We pray for her, and chat for awhile, but Raine has to work soon, and we are too late to transport the mama of the new baby to a clinic. God had a better plan.
“Do you want to greet the baby’s auntie?” Bessie says, as we are leaving. I say yes, and we wind down an alleyway toward the place where the baby was delivered.
“Congratulations!!” I say, as we meet the Auntie who is mopping up her place. She is surprised to see our faces (I have never met her before today) and as Bessie explains why we are here, her face softens and she thanks us, looking exhausted.
We leave, spending little more than an hour in Diepsloot, but an important visit, showing my sister Bessie that she is a valuable voice in my life.
Raine and I have pleasant conversation as we drive home again. Still the deep, deep things of God.
When we arrive home, I have another coffee, Raine has grape juice, and we pray together. We say goodbye, and I decide to work out.
I start to jog to Mistry’s, an unfinished wood furniture place about 2k’s from my house, with Zuzu and Peaches, who love our jogs together.
Before you get impressed, let me say I make it to the 1K mark and begin to walk.

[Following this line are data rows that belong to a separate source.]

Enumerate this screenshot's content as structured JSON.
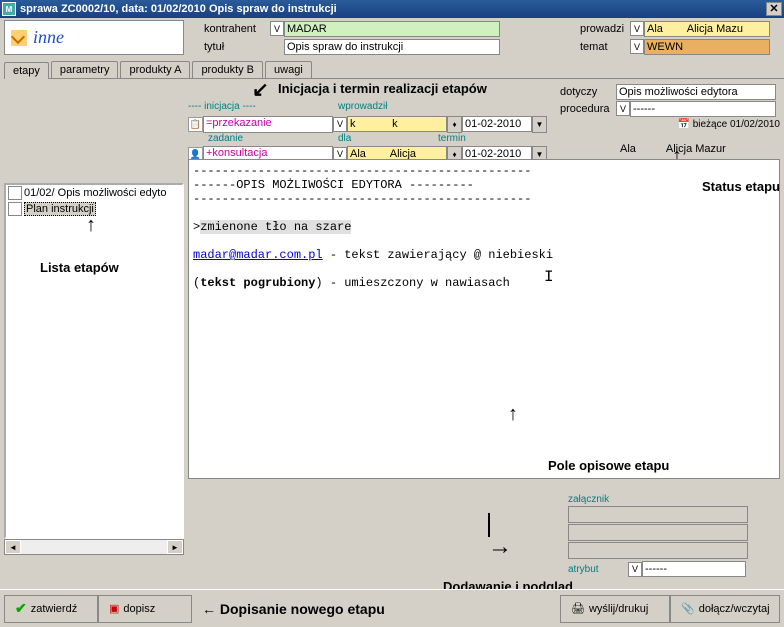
{
  "titlebar": {
    "title": "sprawa  ZC0002/10,  data:  01/02/2010  Opis spraw do instrukcji",
    "close": "✕"
  },
  "header": {
    "inne": "inne",
    "kontrahent_label": "kontrahent",
    "kontrahent_value": "MADAR",
    "tytul_label": "tytuł",
    "tytul_value": "Opis spraw do instrukcji",
    "prowadzi_label": "prowadzi",
    "prowadzi_value": "Ala        Alicja Mazu",
    "temat_label": "temat",
    "temat_value": "WEWN"
  },
  "tabs": [
    "etapy",
    "parametry",
    "produkty A",
    "produkty B",
    "uwagi"
  ],
  "annotations": {
    "top": "Inicjacja i termin realizacji etapów",
    "left": "Lista etapów",
    "status": "Status etapu",
    "field": "Pole opisowe etapu",
    "attach": "Dodawanie i podgląd załączników",
    "footer": "← Dopisanie nowego etapu"
  },
  "stage": {
    "inicjacja_h": "---- inicjacja ----",
    "wprowadzil_h": "wprowadził",
    "dotyczy_label": "dotyczy",
    "dotyczy_value": "Opis możliwości edytora",
    "procedura_label": "procedura",
    "procedura_value": "------",
    "przekazanie": "=przekazanie",
    "k_value": "k            k",
    "date1": "01-02-2010",
    "biezace": "bieżące 01/02/2010",
    "zadanie_h": "zadanie",
    "dla_h": "dla",
    "termin_h": "termin",
    "konsultacja": "+konsultacja",
    "ala_value": "Ala        Alicja",
    "date2": "01-02-2010",
    "ala_text": "Ala",
    "alicja_text": "Alicja Mazur"
  },
  "editor": {
    "line_dash1": "-----------------------------------------------",
    "line_title1": "------OPIS MOŻLIWOŚCI EDYTORA ---------",
    "line_dash2": "-----------------------------------------------",
    "line_gray_pre": ">",
    "line_gray": "zmienone tło na szare",
    "line_mail": "madar@madar.com.pl",
    "line_mail_rest": " - tekst zawierający @ niebieski",
    "line_bold_pre": "(",
    "line_bold": "tekst pogrubiony",
    "line_bold_post": ") - umieszczony w nawiasach"
  },
  "list": {
    "item1": "01/02/ Opis możliwości edyto",
    "item2": "Plan instrukcji"
  },
  "attachment": {
    "zalacznik": "załącznik",
    "atrybut": "atrybut",
    "atrybut_value": "------"
  },
  "footer": {
    "zatwierdz": "zatwierdź",
    "dopisz": "dopisz",
    "wyslij": "wyślij/drukuj",
    "dolacz": "dołącz/wczytaj"
  }
}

My dogs are ashamed of me, and look up. “Is that it?” I see in their eyes.
At Mistry’s I buy two bottles of furniture finish, and take it home to refinish two items of wood furniture that desperately need it. The ladies at Mistry’s like my dogs, and ask about the breed, which I say, has become my favorite of all breeds.
“What are they called?”
“These are miniature pinschers,” I say, but quickly add that they are mixed breeds, one from the SPCA, one from our mechanic.
“Do they like people?” the lady behind the counter asks.
“Yes, they do.” I say. “But they are very territorial. If they think someone is threatening me they will bark.
They were originally bred to hunt vermin, but sometimes they get in trouble with snakes.”
“SNAKES?” all three ladies have the same response. “Where do you live?”
“Just here in Northriding,” I say, but quickly add that most of the snakes are non-poisonous.
“Doesn’t matter to us,” they say, smiling at each other. “A snake is a snake!”
1:30 – I arrive home, and make a chicken salad and eat it while our dogs pant and act as if they’ve run a marathon, instead of run 1K and walked 3.
I eat and relax. Mario arrives home and tells me about the elder’s meeting. I listen, knowing that the minutes will probably be on the email by now.
“Did anything happen here?” he asks.
2:30 – I refinish both pieces of furniture, which require more sanding than I thought. Bessie calls to tell me that she has heard nothing about the condition of the woman in the hospital. Raine sms’s that Lauren and she are going to pray for my eyes (for restored vision). Bright sms’s to ask for Bessie’s number. Mario gets into deep study.
As Lorraine irons I ask if I can share about her and Thembani. She says yes, then asks to have their picture taken together. As I do, I can see that Thembani has grown thin. It makes me sad.
I ask Lorraine to take a picture of me, and before I’m ready, she shoots it, while I am typing.
5:oo – I decide to write about my day. I put thoughts on paper without editing. In writer’s circles these are called “Warm-ups”. I call it a blog. A snippet of my life, one that is recorded for looking back on.
I put black beans on the stove to cook and complain to Mario that the picture that Lorraine took of me makes me look fat.
“Babe!” he says, trying to encourage me. “At least we’re not as fat as we used to be.”
Hmmmm. Exactly the kind of thing I want to hear.